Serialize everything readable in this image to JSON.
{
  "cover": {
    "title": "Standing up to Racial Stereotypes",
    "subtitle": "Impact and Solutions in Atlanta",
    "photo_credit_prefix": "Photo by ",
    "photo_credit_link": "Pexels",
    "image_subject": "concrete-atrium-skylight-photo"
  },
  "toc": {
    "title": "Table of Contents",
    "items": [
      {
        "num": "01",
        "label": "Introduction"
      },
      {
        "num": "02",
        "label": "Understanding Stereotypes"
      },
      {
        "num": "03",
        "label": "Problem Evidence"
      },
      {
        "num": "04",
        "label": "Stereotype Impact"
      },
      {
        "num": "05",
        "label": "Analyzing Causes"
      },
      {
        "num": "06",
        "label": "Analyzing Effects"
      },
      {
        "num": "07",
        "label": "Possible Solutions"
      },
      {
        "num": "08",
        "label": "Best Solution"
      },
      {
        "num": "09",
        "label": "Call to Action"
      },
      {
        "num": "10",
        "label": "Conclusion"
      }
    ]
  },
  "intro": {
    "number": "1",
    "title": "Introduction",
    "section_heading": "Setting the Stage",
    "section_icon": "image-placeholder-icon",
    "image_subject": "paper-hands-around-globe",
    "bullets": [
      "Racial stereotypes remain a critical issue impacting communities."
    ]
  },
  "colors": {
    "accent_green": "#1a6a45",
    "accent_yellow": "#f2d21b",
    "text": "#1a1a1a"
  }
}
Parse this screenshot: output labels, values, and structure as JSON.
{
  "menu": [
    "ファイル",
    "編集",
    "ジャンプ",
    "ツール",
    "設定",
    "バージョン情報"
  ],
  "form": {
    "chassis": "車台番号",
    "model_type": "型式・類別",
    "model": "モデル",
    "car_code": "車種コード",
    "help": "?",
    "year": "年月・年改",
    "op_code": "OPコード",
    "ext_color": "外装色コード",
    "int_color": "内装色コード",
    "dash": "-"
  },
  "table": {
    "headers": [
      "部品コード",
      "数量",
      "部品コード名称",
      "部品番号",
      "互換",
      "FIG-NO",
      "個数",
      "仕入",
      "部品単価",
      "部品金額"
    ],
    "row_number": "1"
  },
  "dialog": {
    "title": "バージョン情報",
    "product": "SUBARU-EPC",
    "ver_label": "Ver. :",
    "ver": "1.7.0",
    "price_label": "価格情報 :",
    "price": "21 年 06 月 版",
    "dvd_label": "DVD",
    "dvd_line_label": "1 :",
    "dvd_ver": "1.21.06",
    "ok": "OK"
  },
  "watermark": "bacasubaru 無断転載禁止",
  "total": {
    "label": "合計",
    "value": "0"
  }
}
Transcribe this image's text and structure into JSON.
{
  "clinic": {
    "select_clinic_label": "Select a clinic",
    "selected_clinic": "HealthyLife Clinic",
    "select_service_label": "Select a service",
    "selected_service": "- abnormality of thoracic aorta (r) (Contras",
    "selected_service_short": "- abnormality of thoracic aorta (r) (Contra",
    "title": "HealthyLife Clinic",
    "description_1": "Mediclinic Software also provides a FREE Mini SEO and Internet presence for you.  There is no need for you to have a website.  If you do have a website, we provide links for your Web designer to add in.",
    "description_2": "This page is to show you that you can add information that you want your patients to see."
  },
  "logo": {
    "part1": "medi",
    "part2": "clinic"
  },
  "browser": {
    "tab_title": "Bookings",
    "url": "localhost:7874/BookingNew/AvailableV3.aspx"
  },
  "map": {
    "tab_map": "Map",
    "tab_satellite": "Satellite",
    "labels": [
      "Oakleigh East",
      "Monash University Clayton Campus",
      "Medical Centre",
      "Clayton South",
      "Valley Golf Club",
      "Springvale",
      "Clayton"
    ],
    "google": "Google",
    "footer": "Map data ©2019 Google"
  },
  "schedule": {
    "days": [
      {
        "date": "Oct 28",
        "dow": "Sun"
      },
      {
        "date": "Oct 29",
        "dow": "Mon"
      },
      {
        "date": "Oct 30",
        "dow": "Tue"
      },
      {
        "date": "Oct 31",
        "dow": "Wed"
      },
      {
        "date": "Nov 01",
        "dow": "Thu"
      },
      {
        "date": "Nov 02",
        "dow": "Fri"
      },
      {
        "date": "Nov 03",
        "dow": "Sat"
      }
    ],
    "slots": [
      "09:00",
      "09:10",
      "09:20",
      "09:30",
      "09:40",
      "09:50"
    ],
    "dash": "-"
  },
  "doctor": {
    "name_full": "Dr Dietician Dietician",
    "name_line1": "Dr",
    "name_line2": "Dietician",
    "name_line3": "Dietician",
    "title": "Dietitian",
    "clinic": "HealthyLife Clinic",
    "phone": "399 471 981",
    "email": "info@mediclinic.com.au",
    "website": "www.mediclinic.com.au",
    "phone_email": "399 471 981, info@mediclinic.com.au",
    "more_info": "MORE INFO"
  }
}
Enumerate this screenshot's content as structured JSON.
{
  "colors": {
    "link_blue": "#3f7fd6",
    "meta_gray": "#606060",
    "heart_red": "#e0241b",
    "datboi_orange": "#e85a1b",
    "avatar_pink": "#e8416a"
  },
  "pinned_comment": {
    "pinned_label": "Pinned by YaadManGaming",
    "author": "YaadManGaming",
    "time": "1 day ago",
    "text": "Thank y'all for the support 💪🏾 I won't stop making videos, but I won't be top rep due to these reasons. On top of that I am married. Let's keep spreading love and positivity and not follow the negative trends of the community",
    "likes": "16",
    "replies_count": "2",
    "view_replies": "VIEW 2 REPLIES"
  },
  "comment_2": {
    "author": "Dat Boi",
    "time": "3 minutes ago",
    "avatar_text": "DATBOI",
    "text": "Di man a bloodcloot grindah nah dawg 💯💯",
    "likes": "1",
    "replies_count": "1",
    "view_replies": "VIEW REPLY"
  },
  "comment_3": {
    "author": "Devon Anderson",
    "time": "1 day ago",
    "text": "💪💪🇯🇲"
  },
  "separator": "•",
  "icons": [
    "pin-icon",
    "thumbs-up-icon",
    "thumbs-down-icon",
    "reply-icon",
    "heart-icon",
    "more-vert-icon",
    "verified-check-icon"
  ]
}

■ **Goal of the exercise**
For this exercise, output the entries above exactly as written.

■ **Reply**
Serialize everything readable in this image to JSON.
{
  "cover": {
    "title": "Standing up to Racial Stereotypes",
    "subtitle": "Impact and Solutions in Atlanta",
    "photo_credit_prefix": "Photo by ",
    "photo_credit_link": "Pexels",
    "image_subject": "concrete-atrium-skylight-photo"
  },
  "toc": {
    "title": "Table of Contents",
    "items": [
      {
        "num": "01",
        "label": "Introduction"
      },
      {
        "num": "02",
        "label": "Understanding Stereotypes"
      },
      {
        "num": "03",
        "label": "Problem Evidence"
      },
      {
        "num": "04",
        "label": "Stereotype Impact"
      },
      {
        "num": "05",
        "label": "Analyzing Causes"
      },
      {
        "num": "06",
        "label": "Analyzing Effects"
      },
      {
        "num": "07",
        "label": "Possible Solutions"
      },
      {
        "num": "08",
        "label": "Best Solution"
      },
      {
        "num": "09",
        "label": "Call to Action"
      },
      {
        "num": "10",
        "label": "Conclusion"
      }
    ]
  },
  "intro": {
    "number": "1",
    "title": "Introduction",
    "section_heading": "Setting the Stage",
    "section_icon": "image-placeholder-icon",
    "image_subject": "paper-hands-around-globe",
    "bullets": [
      "Racial stereotypes remain a critical issue impacting communities."
    ]
  },
  "colors": {
    "accent_green": "#1a6a45",
    "accent_yellow": "#f2d21b",
    "text": "#1a1a1a"
  }
}
Parse this screenshot: output labels, values, and structure as JSON.
{
  "menu": [
    "ファイル",
    "編集",
    "ジャンプ",
    "ツール",
    "設定",
    "バージョン情報"
  ],
  "form": {
    "chassis": "車台番号",
    "model_type": "型式・類別",
    "model": "モデル",
    "car_code": "車種コード",
    "help": "?",
    "year": "年月・年改",
    "op_code": "OPコード",
    "ext_color": "外装色コード",
    "int_color": "内装色コード",
    "dash": "-"
  },
  "table": {
    "headers": [
      "部品コード",
      "数量",
      "部品コード名称",
      "部品番号",
      "互換",
      "FIG-NO",
      "個数",
      "仕入",
      "部品単価",
      "部品金額"
    ],
    "row_number": "1"
  },
  "dialog": {
    "title": "バージョン情報",
    "product": "SUBARU-EPC",
    "ver_label": "Ver. :",
    "ver": "1.7.0",
    "price_label": "価格情報 :",
    "price": "21 年 06 月 版",
    "dvd_label": "DVD",
    "dvd_line_label": "1 :",
    "dvd_ver": "1.21.06",
    "ok": "OK"
  },
  "watermark": "bacasubaru 無断転載禁止",
  "total": {
    "label": "合計",
    "value": "0"
  }
}
Transcribe this image's text and structure into JSON.
{
  "clinic": {
    "select_clinic_label": "Select a clinic",
    "selected_clinic": "HealthyLife Clinic",
    "select_service_label": "Select a service",
    "selected_service": "- abnormality of thoracic aorta (r) (Contras",
    "selected_service_short": "- abnormality of thoracic aorta (r) (Contra",
    "title": "HealthyLife Clinic",
    "description_1": "Mediclinic Software also provides a FREE Mini SEO and Internet presence for you.  There is no need for you to have a website.  If you do have a website, we provide links for your Web designer to add in.",
    "description_2": "This page is to show you that you can add information that you want your patients to see."
  },
  "logo": {
    "part1": "medi",
    "part2": "clinic"
  },
  "browser": {
    "tab_title": "Bookings",
    "url": "localhost:7874/BookingNew/AvailableV3.aspx"
  },
  "map": {
    "tab_map": "Map",
    "tab_satellite": "Satellite",
    "labels": [
      "Oakleigh East",
      "Monash University Clayton Campus",
      "Medical Centre",
      "Clayton South",
      "Valley Golf Club",
      "Springvale",
      "Clayton"
    ],
    "google": "Google",
    "footer": "Map data ©2019 Google"
  },
  "schedule": {
    "days": [
      {
        "date": "Oct 28",
        "dow": "Sun"
      },
      {
        "date": "Oct 29",
        "dow": "Mon"
      },
      {
        "date": "Oct 30",
        "dow": "Tue"
      },
      {
        "date": "Oct 31",
        "dow": "Wed"
      },
      {
        "date": "Nov 01",
        "dow": "Thu"
      },
      {
        "date": "Nov 02",
        "dow": "Fri"
      },
      {
        "date": "Nov 03",
        "dow": "Sat"
      }
    ],
    "slots": [
      "09:00",
      "09:10",
      "09:20",
      "09:30",
      "09:40",
      "09:50"
    ],
    "dash": "-"
  },
  "doctor": {
    "name_full": "Dr Dietician Dietician",
    "name_line1": "Dr",
    "name_line2": "Dietician",
    "name_line3": "Dietician",
    "title": "Dietitian",
    "clinic": "HealthyLife Clinic",
    "phone": "399 471 981",
    "email": "info@mediclinic.com.au",
    "website": "www.mediclinic.com.au",
    "phone_email": "399 471 981, info@mediclinic.com.au",
    "more_info": "MORE INFO"
  }
}
Enumerate this screenshot's content as structured JSON.
{
  "colors": {
    "link_blue": "#3f7fd6",
    "meta_gray": "#606060",
    "heart_red": "#e0241b",
    "datboi_orange": "#e85a1b",
    "avatar_pink": "#e8416a"
  },
  "pinned_comment": {
    "pinned_label": "Pinned by YaadManGaming",
    "author": "YaadManGaming",
    "time": "1 day ago",
    "text": "Thank y'all for the support 💪🏾 I won't stop making videos, but I won't be top rep due to these reasons. On top of that I am married. Let's keep spreading love and positivity and not follow the negative trends of the community",
    "likes": "16",
    "replies_count": "2",
    "view_replies": "VIEW 2 REPLIES"
  },
  "comment_2": {
    "author": "Dat Boi",
    "time": "3 minutes ago",
    "avatar_text": "DATBOI",
    "text": "Di man a bloodcloot grindah nah dawg 💯💯",
    "likes": "1",
    "replies_count": "1",
    "view_replies": "VIEW REPLY"
  },
  "comment_3": {
    "author": "Devon Anderson",
    "time": "1 day ago",
    "text": "💪💪🇯🇲"
  },
  "separator": "•",
  "icons": [
    "pin-icon",
    "thumbs-up-icon",
    "thumbs-down-icon",
    "reply-icon",
    "heart-icon",
    "more-vert-icon",
    "verified-check-icon"
  ]
}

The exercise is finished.